Br. Robert Ruhl, CSV, coined that phrase in his English classes at Saint Viator High Robert RuhlSchool, warning students before treading into heavy material, like “King Lear” and other works by Shakespeare.

He spent his entire teaching career at Saint Viator, or 36 years, before passing away in 2008, at the untimely age of 60.

“When I was still president, and would visit alumni at college campuses, he was the first teacher that students would talk about,” says Fr. Charles Bolser, CSV. “They could still recite things from his class and they always believed he had prepared them well.”Ruhl_c1970s

Br. Ruhl covered Shakespeare works in his classes, but outside the classroom he loved to take in plays by Shakespeare and was a veritable expert on the Bard in trivia contests.

His love of Shakespeare — and imparting that love to his students — coincides with the yearlong celebration, Shakespeare400, which commemorates the Bard, 400 years after his death.
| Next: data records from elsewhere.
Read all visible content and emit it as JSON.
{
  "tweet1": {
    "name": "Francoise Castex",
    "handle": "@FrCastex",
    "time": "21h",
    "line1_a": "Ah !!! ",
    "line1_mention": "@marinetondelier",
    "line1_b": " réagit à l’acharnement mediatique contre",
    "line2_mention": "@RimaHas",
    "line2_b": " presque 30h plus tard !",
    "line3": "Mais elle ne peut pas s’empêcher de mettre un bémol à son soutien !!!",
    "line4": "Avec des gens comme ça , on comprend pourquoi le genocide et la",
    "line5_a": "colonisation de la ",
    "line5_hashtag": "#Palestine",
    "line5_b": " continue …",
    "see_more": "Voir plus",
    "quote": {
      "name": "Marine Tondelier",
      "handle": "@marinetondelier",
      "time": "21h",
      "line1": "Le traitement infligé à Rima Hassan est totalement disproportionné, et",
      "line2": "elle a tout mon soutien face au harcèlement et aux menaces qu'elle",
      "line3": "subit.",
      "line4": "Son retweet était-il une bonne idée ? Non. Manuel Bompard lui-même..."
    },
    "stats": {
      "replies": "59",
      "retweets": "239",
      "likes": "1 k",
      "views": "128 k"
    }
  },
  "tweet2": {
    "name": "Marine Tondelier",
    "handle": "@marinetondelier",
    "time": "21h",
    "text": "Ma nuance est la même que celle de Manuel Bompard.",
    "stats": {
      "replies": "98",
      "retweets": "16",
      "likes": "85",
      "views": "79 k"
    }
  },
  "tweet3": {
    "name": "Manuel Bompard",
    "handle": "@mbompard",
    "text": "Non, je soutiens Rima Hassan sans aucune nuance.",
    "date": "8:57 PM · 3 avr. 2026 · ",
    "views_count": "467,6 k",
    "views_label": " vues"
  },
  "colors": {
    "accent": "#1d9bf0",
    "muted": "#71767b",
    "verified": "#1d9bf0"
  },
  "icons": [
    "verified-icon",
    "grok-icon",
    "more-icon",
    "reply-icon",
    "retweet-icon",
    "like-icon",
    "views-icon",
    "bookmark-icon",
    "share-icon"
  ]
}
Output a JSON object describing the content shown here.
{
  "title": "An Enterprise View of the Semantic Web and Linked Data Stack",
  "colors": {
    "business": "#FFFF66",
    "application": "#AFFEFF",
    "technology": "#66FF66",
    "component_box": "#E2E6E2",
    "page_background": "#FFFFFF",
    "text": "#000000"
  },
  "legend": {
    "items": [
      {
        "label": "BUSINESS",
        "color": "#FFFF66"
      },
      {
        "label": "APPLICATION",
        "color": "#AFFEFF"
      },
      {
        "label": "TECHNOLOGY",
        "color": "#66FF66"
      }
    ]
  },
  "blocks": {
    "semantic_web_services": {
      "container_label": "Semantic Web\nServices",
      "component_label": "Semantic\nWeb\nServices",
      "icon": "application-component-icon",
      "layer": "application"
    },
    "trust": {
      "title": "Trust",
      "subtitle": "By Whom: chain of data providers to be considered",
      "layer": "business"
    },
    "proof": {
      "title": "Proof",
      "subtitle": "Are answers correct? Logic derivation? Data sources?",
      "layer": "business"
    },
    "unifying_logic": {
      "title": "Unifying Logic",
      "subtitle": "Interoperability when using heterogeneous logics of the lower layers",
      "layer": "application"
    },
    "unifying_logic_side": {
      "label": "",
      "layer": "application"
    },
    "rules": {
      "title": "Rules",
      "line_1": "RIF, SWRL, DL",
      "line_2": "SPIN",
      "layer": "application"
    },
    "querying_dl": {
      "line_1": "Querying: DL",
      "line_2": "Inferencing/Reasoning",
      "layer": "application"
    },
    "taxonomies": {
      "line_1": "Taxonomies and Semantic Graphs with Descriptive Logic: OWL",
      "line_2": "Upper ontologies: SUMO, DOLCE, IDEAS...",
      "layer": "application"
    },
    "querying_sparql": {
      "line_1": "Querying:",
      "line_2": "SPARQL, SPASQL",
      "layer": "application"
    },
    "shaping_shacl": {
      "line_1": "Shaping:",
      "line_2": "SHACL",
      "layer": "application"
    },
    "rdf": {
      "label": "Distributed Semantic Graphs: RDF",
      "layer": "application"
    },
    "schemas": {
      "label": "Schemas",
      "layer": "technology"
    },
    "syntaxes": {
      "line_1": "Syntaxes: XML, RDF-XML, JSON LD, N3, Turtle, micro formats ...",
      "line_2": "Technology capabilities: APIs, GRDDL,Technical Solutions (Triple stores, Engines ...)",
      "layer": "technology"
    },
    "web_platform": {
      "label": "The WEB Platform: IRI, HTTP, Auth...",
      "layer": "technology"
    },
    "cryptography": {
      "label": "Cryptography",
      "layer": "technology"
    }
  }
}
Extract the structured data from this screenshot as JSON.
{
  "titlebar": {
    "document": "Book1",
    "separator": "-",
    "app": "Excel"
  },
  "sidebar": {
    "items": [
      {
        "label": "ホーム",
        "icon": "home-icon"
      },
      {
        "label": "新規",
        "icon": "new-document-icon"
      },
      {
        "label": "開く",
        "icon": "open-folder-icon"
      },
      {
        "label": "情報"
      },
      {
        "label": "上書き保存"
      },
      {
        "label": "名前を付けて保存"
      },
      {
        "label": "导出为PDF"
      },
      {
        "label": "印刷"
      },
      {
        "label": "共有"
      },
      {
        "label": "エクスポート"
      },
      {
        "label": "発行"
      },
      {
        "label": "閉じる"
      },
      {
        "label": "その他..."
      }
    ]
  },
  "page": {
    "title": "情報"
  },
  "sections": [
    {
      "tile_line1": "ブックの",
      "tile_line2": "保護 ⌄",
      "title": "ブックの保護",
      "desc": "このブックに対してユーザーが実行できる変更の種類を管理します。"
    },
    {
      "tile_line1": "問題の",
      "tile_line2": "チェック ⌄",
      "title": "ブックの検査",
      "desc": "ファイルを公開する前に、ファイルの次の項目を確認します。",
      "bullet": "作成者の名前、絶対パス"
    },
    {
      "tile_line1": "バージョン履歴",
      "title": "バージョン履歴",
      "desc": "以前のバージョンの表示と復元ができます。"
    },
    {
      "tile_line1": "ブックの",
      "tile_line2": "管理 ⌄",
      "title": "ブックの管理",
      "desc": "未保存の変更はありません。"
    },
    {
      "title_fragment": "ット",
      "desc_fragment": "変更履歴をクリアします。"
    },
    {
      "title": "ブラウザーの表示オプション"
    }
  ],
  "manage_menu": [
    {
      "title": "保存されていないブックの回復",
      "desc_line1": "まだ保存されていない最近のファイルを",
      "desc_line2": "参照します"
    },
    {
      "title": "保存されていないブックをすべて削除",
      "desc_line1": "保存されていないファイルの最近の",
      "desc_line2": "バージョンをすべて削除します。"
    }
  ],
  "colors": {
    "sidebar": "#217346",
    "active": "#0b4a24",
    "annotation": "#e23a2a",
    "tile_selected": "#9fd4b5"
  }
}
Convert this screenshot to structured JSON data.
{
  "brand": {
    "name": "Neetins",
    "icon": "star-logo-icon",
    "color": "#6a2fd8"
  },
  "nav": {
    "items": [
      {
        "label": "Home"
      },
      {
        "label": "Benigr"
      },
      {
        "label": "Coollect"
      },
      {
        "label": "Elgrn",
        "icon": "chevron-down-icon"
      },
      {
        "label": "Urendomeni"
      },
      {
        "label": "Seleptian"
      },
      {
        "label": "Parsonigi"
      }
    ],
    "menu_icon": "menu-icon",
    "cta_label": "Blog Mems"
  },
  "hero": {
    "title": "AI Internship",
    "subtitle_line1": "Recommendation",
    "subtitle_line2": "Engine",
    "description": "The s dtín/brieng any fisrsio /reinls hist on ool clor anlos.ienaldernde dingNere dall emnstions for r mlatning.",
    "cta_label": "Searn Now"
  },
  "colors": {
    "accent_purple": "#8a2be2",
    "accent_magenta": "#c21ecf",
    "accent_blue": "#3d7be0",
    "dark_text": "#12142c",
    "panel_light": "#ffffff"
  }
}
Among efforts to celebrate Shakespeare’s legacy are public performances, exhibitions and other creative events, including one to share your favorite Shakespeare moment.

That’s what we’re doing here. Br. Ruhl was our favorite Shakespeare memory, and we remember him especially this year, when he would have celebrated 50 years of religious life.